Southend post-punk revivalists shoot for the big league

Cover art for The Horrors - V album

Edging further away from their shoegazinggoth-rock roots with each new release, The Horrors resolutely target the alt.pop mainstream on their fifth album.

Produced by Paul Epworth, the multiple Grammy-winner who has worked with Adele, Muse, U2, Coldplay and dozens more, V combines expansive arena-rock sonics with a heavy dose of lush electronics. Indeed, the stern synths and metal-bashing percussion of Hologram sound like vintage Tubeway Army, while the robo-riffing thunder of Machine falls between Suede and the Sisters Of Mercy.

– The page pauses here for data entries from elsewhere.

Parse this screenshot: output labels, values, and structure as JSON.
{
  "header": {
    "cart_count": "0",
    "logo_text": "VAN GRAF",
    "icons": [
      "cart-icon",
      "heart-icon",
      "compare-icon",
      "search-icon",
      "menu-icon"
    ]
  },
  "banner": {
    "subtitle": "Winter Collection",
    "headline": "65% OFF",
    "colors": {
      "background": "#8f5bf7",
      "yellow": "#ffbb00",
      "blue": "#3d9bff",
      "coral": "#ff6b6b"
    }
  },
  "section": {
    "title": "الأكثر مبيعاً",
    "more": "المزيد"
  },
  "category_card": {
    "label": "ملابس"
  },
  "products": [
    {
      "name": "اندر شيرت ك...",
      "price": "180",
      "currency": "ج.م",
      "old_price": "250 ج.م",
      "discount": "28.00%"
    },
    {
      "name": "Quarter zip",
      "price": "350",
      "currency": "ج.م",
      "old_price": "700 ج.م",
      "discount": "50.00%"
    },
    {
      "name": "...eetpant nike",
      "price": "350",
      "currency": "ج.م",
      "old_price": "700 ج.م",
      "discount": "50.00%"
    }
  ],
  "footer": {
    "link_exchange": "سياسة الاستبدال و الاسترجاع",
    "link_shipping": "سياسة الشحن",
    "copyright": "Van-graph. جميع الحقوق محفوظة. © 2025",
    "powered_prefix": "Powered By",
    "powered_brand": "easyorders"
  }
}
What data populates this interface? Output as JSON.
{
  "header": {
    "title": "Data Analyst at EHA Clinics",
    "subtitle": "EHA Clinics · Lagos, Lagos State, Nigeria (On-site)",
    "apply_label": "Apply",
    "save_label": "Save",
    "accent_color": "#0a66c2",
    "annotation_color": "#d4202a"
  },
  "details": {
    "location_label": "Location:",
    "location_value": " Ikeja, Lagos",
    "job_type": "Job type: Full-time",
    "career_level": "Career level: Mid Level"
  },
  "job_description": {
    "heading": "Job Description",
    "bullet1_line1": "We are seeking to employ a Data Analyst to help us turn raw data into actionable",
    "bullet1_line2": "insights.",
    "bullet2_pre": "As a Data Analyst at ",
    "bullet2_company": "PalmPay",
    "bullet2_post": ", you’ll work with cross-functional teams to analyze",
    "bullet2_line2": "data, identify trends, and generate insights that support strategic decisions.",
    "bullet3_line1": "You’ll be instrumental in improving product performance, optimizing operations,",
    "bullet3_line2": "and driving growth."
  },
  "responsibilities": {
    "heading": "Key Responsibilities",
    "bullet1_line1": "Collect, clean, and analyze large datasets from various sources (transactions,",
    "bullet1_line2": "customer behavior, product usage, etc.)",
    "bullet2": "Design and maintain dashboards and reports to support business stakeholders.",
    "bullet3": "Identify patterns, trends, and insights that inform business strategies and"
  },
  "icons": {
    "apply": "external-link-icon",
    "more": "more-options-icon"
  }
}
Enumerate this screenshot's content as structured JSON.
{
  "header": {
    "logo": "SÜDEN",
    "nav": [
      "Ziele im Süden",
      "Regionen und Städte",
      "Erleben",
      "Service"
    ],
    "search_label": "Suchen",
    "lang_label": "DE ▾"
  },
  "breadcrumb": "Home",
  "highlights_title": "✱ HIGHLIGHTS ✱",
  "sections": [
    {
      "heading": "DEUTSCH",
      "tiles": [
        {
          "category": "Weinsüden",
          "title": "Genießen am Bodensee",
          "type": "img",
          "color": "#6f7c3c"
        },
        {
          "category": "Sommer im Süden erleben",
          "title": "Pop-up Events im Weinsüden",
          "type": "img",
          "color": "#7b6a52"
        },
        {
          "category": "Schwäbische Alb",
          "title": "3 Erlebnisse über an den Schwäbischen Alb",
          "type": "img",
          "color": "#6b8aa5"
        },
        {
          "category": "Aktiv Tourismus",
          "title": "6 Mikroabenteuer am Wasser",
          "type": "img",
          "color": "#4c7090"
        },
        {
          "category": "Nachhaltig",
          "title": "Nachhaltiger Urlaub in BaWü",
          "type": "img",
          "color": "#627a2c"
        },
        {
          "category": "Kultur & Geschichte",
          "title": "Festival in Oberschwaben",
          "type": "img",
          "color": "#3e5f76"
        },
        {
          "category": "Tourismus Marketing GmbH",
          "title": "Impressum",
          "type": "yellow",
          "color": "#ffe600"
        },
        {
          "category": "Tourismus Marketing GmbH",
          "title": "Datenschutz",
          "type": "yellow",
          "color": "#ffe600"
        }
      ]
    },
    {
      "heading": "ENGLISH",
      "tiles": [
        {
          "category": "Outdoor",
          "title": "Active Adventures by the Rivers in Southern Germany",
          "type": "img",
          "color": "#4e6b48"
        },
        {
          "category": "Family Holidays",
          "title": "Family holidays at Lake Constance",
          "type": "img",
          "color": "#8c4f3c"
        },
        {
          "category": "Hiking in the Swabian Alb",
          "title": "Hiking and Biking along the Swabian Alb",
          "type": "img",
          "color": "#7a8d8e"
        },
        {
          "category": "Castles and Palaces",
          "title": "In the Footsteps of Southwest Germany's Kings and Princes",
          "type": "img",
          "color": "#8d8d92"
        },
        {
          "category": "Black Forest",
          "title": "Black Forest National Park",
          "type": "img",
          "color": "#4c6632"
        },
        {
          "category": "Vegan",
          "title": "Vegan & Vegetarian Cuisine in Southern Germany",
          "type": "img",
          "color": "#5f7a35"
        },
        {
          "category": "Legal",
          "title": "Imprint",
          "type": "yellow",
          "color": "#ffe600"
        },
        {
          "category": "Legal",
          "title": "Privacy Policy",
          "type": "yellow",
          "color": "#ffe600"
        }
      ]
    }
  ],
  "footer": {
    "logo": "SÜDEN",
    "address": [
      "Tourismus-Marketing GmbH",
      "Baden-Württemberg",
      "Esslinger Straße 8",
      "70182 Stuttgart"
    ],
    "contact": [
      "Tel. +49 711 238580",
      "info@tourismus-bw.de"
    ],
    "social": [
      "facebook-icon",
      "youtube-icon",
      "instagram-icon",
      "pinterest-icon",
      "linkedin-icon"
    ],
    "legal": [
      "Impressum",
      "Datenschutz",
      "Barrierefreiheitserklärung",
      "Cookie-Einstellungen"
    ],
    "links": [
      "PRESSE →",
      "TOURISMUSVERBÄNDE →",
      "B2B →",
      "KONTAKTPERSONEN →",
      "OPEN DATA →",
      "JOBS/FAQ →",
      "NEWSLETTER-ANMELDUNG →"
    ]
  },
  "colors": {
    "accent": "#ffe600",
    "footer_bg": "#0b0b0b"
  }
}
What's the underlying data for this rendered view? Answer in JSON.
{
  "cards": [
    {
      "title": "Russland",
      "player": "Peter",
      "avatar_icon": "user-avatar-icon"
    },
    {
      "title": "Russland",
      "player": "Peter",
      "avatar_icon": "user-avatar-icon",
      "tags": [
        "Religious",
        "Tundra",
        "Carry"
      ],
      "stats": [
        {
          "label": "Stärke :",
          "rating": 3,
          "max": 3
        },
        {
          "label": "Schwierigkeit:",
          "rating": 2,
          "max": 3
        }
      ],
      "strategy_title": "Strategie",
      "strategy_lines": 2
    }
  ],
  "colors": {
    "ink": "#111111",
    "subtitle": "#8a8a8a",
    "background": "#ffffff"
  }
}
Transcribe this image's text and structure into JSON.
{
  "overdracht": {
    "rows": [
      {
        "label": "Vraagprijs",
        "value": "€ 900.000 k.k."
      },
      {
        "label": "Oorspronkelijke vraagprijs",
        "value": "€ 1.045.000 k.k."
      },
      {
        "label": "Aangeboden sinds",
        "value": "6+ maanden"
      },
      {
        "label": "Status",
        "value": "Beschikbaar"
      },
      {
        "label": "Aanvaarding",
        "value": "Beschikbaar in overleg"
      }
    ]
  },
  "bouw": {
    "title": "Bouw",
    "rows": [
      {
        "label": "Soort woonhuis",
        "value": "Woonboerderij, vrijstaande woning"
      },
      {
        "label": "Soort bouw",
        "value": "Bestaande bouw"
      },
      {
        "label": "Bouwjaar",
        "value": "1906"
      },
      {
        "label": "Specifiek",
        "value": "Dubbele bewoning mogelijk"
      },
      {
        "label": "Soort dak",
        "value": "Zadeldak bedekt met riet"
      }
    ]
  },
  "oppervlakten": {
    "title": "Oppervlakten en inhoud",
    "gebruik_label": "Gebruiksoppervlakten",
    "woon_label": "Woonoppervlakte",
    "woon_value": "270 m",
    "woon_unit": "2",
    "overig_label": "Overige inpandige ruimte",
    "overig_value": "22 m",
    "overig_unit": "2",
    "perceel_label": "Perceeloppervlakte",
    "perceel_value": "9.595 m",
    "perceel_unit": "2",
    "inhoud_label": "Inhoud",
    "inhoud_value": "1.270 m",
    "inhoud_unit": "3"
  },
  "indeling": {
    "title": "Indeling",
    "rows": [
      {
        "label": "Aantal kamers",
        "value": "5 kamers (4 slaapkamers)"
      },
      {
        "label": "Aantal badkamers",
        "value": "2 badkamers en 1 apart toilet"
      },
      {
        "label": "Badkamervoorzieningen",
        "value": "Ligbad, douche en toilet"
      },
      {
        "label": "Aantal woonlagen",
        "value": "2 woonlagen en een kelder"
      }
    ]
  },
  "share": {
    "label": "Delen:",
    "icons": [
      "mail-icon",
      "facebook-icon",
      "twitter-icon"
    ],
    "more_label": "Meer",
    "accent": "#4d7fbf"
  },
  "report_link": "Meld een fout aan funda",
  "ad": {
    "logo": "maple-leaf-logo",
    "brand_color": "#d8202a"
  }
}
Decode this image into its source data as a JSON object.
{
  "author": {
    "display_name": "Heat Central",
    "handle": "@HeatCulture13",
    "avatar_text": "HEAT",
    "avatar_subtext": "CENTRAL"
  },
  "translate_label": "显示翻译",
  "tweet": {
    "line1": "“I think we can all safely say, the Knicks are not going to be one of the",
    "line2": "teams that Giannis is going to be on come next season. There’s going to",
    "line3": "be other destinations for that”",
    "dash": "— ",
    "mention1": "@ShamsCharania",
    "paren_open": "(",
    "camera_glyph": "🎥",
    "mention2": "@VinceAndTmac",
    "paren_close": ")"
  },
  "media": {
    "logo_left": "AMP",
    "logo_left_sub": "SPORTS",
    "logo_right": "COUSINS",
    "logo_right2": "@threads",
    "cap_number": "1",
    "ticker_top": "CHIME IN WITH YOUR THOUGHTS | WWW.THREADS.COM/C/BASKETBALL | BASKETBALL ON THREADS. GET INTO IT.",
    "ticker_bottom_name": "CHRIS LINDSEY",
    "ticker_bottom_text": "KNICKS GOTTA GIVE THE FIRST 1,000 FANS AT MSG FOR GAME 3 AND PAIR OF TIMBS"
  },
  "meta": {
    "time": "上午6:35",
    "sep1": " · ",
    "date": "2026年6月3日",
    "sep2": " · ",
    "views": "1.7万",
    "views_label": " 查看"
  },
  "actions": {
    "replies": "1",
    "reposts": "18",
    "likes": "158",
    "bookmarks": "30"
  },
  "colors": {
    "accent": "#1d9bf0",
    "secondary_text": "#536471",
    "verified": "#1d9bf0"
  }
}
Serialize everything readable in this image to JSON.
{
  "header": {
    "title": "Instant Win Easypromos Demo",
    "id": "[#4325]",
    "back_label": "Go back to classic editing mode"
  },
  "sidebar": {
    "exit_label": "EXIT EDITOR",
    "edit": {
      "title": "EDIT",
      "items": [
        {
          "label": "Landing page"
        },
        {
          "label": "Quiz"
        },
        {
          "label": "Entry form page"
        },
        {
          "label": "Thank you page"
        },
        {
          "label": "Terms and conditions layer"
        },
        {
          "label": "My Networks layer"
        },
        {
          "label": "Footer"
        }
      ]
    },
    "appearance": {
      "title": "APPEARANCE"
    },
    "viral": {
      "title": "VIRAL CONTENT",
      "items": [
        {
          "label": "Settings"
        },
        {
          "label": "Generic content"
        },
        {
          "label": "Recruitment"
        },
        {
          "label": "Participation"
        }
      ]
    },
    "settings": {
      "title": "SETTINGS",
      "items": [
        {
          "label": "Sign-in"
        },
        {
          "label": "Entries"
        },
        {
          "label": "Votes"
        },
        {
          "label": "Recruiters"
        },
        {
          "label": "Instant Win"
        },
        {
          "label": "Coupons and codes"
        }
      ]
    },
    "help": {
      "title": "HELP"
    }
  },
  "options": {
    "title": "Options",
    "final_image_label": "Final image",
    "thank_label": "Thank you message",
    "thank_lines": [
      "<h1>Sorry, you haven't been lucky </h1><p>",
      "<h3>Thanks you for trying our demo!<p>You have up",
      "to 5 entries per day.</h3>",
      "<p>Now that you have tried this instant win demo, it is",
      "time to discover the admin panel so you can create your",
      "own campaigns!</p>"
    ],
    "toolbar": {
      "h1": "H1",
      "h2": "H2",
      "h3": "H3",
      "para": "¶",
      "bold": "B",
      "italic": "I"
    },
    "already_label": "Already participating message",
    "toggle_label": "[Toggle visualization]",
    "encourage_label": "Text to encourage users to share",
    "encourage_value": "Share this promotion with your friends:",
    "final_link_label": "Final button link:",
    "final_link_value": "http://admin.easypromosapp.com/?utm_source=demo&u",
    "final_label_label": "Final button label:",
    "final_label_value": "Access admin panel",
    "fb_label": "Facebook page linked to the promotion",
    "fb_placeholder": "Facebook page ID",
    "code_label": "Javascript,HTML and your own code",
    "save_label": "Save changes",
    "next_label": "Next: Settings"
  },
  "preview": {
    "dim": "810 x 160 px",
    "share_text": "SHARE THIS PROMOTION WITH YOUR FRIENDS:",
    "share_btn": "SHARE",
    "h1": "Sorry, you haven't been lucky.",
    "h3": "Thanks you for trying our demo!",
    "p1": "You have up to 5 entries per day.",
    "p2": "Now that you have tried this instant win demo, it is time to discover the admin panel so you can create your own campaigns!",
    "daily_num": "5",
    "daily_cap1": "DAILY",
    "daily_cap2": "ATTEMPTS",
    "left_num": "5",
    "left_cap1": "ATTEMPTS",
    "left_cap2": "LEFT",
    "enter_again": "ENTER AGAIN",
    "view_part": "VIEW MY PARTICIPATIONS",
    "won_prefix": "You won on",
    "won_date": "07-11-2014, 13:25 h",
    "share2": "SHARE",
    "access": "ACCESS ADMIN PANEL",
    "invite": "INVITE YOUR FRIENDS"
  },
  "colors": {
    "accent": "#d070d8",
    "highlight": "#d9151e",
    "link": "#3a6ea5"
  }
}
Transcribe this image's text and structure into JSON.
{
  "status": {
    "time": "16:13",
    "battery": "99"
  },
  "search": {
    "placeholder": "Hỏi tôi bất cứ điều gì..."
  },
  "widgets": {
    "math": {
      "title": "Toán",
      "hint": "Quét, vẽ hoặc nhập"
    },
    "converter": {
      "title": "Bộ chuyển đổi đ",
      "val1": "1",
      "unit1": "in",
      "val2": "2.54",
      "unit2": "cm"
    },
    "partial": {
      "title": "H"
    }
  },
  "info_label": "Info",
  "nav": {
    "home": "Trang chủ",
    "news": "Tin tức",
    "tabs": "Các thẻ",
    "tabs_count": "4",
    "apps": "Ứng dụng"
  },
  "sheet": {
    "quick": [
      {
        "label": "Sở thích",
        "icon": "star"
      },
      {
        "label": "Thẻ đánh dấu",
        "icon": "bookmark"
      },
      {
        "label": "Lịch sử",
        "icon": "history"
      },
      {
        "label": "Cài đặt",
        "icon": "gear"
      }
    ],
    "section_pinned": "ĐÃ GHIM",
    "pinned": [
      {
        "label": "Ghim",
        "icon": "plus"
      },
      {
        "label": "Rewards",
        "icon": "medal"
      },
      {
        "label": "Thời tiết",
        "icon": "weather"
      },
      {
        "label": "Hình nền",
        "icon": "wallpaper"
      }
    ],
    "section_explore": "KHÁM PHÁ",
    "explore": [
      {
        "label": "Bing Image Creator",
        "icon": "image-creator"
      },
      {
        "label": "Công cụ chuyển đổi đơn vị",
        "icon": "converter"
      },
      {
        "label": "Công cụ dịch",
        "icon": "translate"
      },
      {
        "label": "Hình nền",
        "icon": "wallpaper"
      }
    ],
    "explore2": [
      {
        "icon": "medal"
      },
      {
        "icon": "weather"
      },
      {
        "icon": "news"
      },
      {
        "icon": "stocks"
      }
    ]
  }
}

Faris Badwan’s polished croon lends a classy air to proceedings, though some of these studio-sculpted anthems clearly owe more to production wizardry and guitar-pedal pyrotechnics than solid songwriting.

Weighed Down is an overlong exercise in the kind of post-punk pastiche The Horrors were doing a decade ago, while the anodyne goth-lite plodder It’s A Good Life could be Tears For Fears wearing too much guyliner. Big ambitions are admirable, but not the calculated blandness sometimes required to achieve them.